While 27-year-old Gordon Meeker listed gag gifts and beer as typical Father's Day offerings, he said he'd "definitely" give his dad grooming products.

"It would be a good gift because it's something he wouldn't go out and buy on his own," Meeker said. "He just uses whatever my mom has in the bathroom now, so to get something specifically tailored for a guy would be nice."

Indeed, men's lines got their start when skincare brands such as Nivea and Neutrogena realized men had been dipping into women's products. Meeker said he too started using Neutrogena men's products after discovering the women's line.

"I used to date a girl who used Neutrogena and I would use hers," he said.

While younger men are willing to experiment, fathers may find the grooming aisle of the drugstore alien. So, Rubin suggests a gift set so dad can dabble in a variety of products.

Zirh has a travel kit with face wash, shampoo, conditioner, shave cream, post-shave soothe and moisturizer all in a travel bag ($39). And The Art of Shaving offers the Blue Box gift set ($100) with pre-shave oil, shaving cream, after-shave balm and The Art of Shaving book.

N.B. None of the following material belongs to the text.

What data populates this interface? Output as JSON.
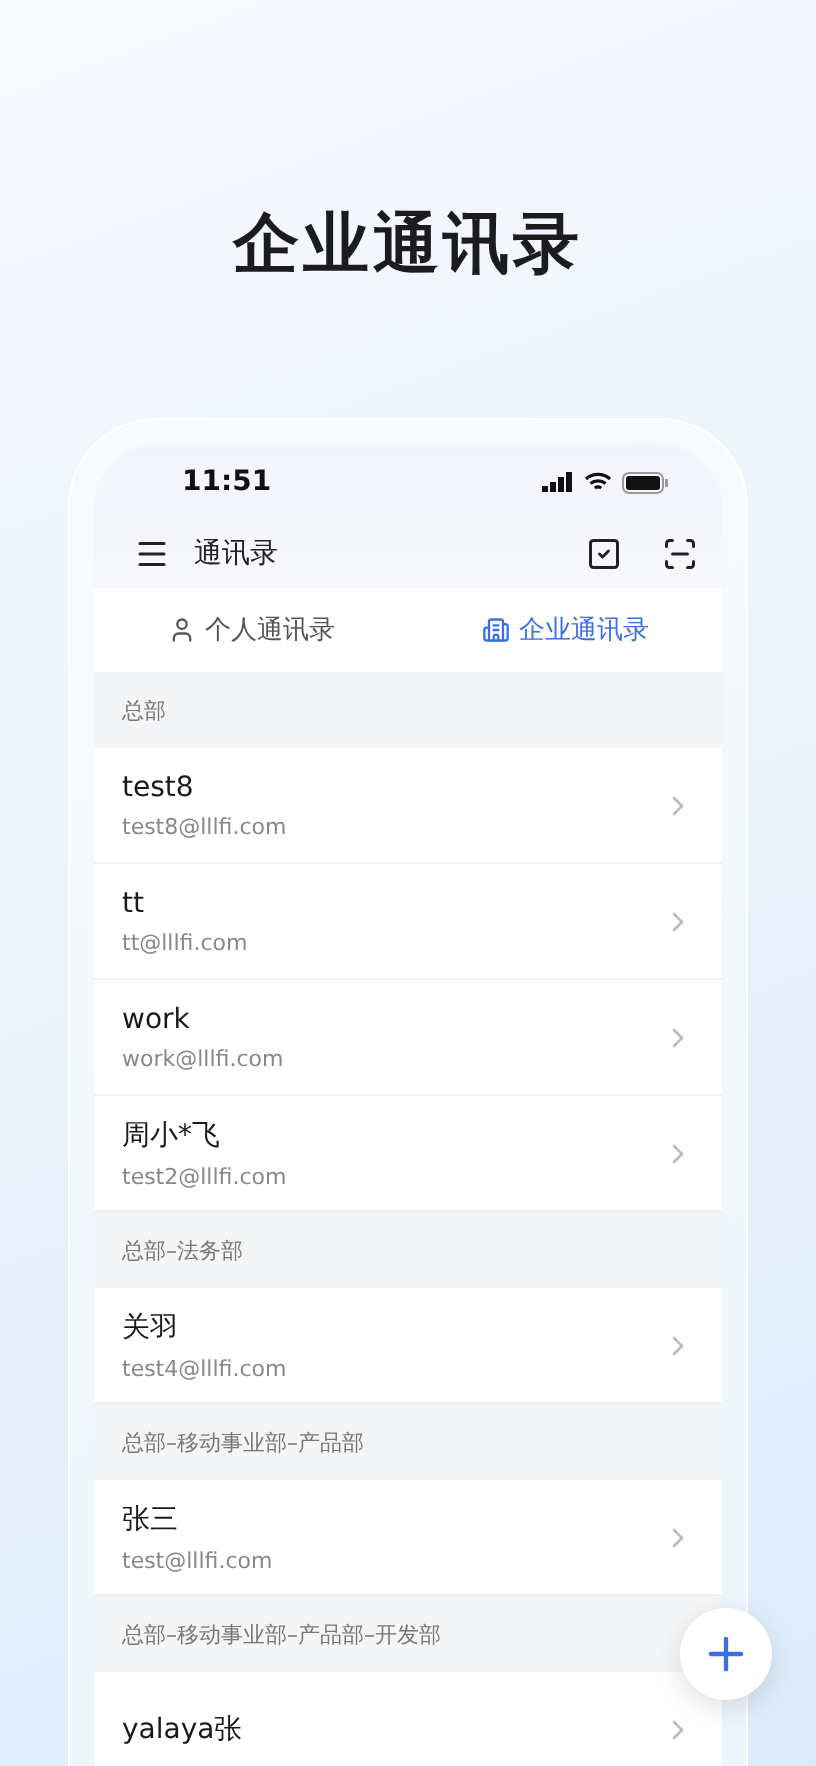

Even at the local mall, grooming gifts are a cinch to find. Origins has a Father's Day set ($49) that includes Skin Diver body wash and Blade Runner shave cream. And The Body Shop has a gift basket for men with face protector and hair slick.

Scents can also be a great gift if you know what pop likes. Or, sneak a peek at what scent the old man slaps on and buy the extras such as shower products and lotions of the same scent.

For those dads and granddads who'd scowl at modern-day cologne, classic choices are back. There's some kitsch appeal to purchasing oldies-but-goodies such as Pierre Cardin or Old Spice, Rubin said.

"(Pierre Cardin) is a cologne that's around 30 years old, but a lot of guys like that," said Rubin. "Some like smelling like their grandfather did."

The venerable Old Spice also has a line of products to accompany its cologne, as well as a new scent — Old Spice Whitewater.

Rubin said men are going back to a warm smell, whereas a year or two ago cucumber and citrus were popular.

"They're going back to the cigar (search) room feel," he said. "They want something comforting, stepping up to image of dignity with an air of authority."

Even if "cool and refreshing" means beer, not body wash, to your dad, the beauty of gift-giving can be its sneaky influence, according to Rubin.

"If you think dad's under-eye bags are getting a bit much, get him a few things like cologne or a razor and throw eye gel and facial scrub into the mix," Rubin suggested. "Maybe he'll give them a shot and realize it makes him look younger."